The words of our text involve almost the whole of practical religion. It is impossible to overrate the value of the work which succeeds in instilling them into young minds and hearts, not as a dead intellectual dogma, but as an active principle, permeating the whole of life. In the heyday of youth and health and pleasure, men may feel self-sufficient; they may not recognise their need of the Infinite Father. But they will not always be young and well and happy, and what then? What then? As Burns truly says—
“When ranting round in pleasure's ring,
Religion may be blinded ;
It may be little minded.
But when on life we're tempest-driven,
And conscience but a canker,
Is sure a noble anchor."
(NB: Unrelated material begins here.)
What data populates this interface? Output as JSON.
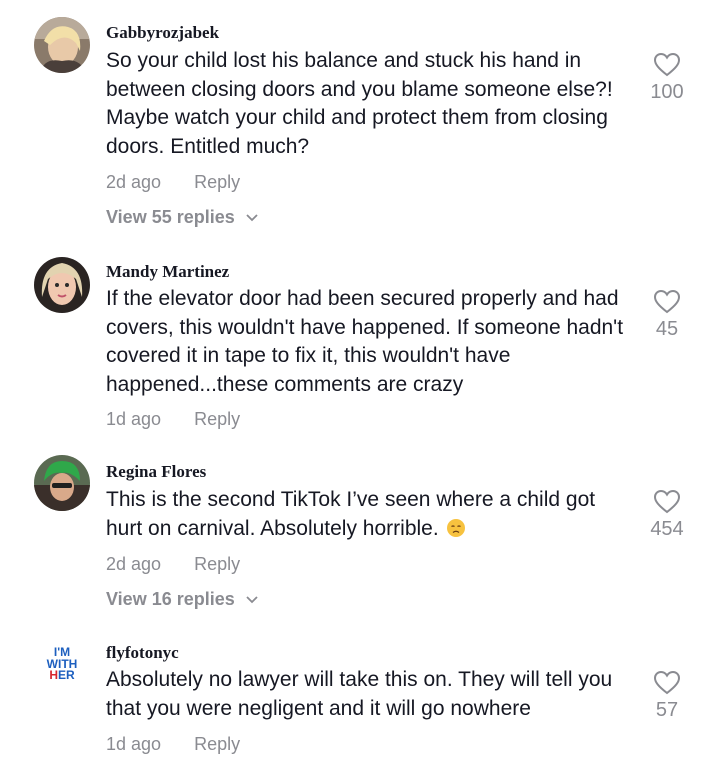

There will come to many of the children now in our homes and schools, seasons of affliction, when they will be well-nigh crushed beneath the burden of life, when its dull monotony or poignant anguish will make them yearn for the rest and peace of death. There will come to most of the children of the rising generation, seasons of fierce mental conflict, and dense spiritual darkness, when they will feel painfully conscious of the mystery of existence, and painfully unconscious of any satisfactory solution for the mystery. Faith for them, believe me, will be no easy
matter. Scarcely a week will pass but they will read in some newspaper or review ingenious and powerful attacks, not only upon orthodoxy, but upon religion in general,—not only upon Christianity, but even upon theism. They will not be able, like so many of their predecessors, to believe that they believe everything which has been handed down to them upon authority. In the agony of scepticism many of them may be driven for the moment to think, with Schopenhauer, that the universe is an egregious blunder, that life is a horrid mockery, that there is nothing desirable but annihilation. We tremble as we picture to ourselves the voyage of these little ones over life's wild waste of waters. Yet we need not despair. We, too, perhaps have been overtaken by the same terrible tempest, and enveloped in the same blackness of darkness. Through the storm, however, there have come echoes, faint but passing sweet, of the music of our childhood. There have thrilled through us memories of the time when we were first taught, by the lips of some gentle teacher, to say, “Our Father.” And we have taken courage; hoping even against hope, that after all there may be a meaning and a use in our calamity, that the tempest may be but wafting us more swiftly to